What’s most spooky about the 12C’s chassis is the lack of inertia it suffers from. The nose snaps to attention and glues itself on to the apex of whichever kind of corner you aim it at (and at seemingly any speed). And the rest of the car then just seems to follow.
Yet despite the urgency of its responses there’s nothing remotely neurotic in the way the 12C behaves. There are no spikes in its behaviour, no sharp edges to its handling. So while it feels nailed to the ground through any given corner, it doesn’t feel nervous or scary to go with it.
And that, apparently, was one of the key remits when designing not just the chassis but the car’s whole dynamic personality; it had to be quick with a capital F in terms of response, but at the same time approachable and friendly near the limit, and supremely comfortable as well. It’s a job more than well done on this evidence.

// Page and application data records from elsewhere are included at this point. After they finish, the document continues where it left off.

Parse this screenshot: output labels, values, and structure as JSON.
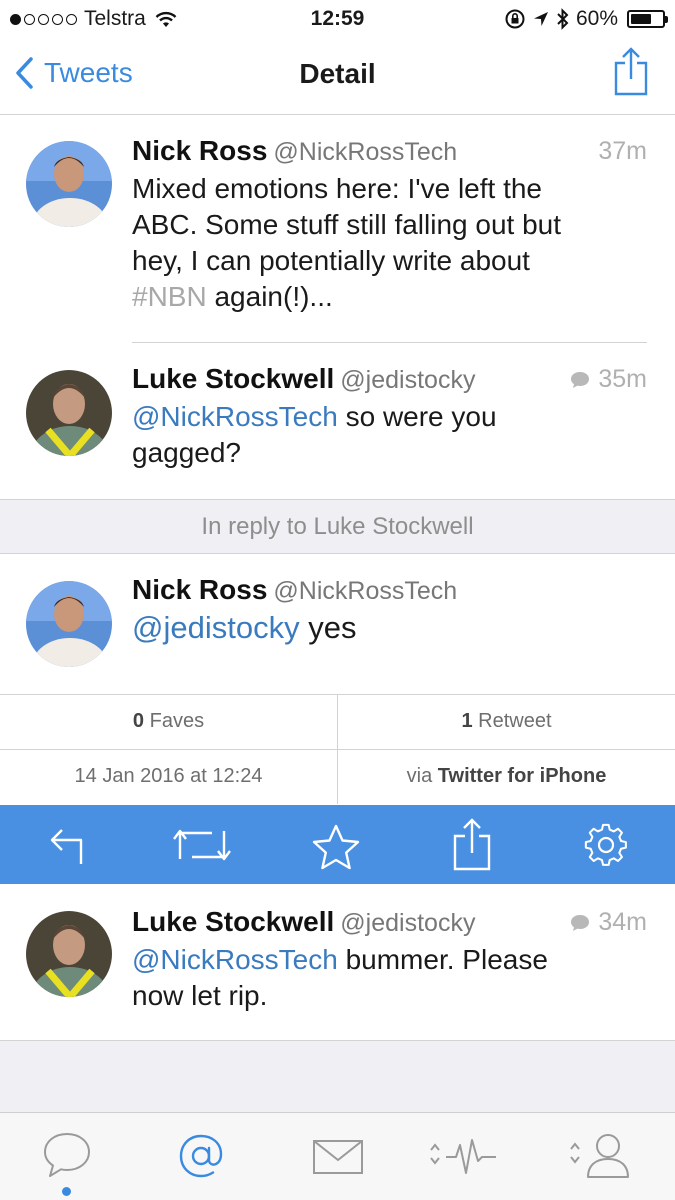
{
  "status_bar": {
    "carrier": "Telstra",
    "time": "12:59",
    "battery": "60%",
    "signal_bars": 1
  },
  "nav": {
    "back_label": "Tweets",
    "title": "Detail"
  },
  "tweets": [
    {
      "name": "Nick Ross",
      "handle": "@NickRossTech",
      "time": "37m",
      "body_lines": [
        "Mixed emotions here: I've left the",
        "ABC. Some stuff still falling out but",
        "hey, I can potentially write about"
      ],
      "hashtag": "#NBN",
      "body_tail": " again(!)..."
    },
    {
      "name": "Luke Stockwell",
      "handle": "@jedistocky",
      "time": "35m",
      "mention": "@NickRossTech",
      "body_rest": " so were you",
      "body_line2": "gagged?"
    },
    {
      "name": "Nick Ross",
      "handle": "@NickRossTech",
      "mention": "@jedistocky",
      "body_rest": " yes"
    },
    {
      "name": "Luke Stockwell",
      "handle": "@jedistocky",
      "time": "34m",
      "mention": "@NickRossTech",
      "body_rest": " bummer. Please",
      "body_line2": "now let rip."
    }
  ],
  "reply_bar": "In reply to Luke Stockwell",
  "stats": {
    "faves_count": "0",
    "faves_label": " Faves",
    "retweets_count": "1",
    "retweets_label": " Retweet",
    "date": "14 Jan 2016 at 12:24",
    "via_prefix": "via ",
    "via_app": "Twitter for iPhone"
  },
  "colors": {
    "accent": "#4a90e2",
    "link": "#3a7bbf",
    "background_gray": "#efeff4"
  },
  "icons": {
    "action_bar": [
      "reply-icon",
      "retweet-icon",
      "star-icon",
      "share-icon",
      "settings-gear-icon"
    ],
    "tab_bar": [
      "timeline-bubble-icon",
      "mentions-at-icon",
      "messages-envelope-icon",
      "activity-icon",
      "profile-icon"
    ]
  }
}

Should I buy one?
If you’re in the fortunate position of being in the market for this kind of car then the choice has just become a whole lot broader, and the decision process has become harder to make at the same time. Yet there can be no doubt that what McLaren has produced in the 12C has taken the game so far forwards – dynamically if not aesthetically – that you’d be either foolish or very stubborn in your ways indeed not to at least give it a try.
And if you are seriously in the market, and you do then go for a proper drive in the 12C, you will be hooked. Instantly. And you’ll never look at the Ferrari 458 or Lamborghini Gallardo in the same light ever again. So don’t say you haven’t been warned…
Price: £168,500; 0-60mph: 3.1sec (claimed); Top speed: 205mph (claimed); Economy: 24.1mpg (combined); CO2: 279g/km; Kerb weight: 1434kg; Engine: V8, 3799cc, twin turbo, petrol; Power: 592bhp at 7000rpm; Torque: 442lb ft at 3000-7000rpm; Gearbox: 7-speed dual clutch auto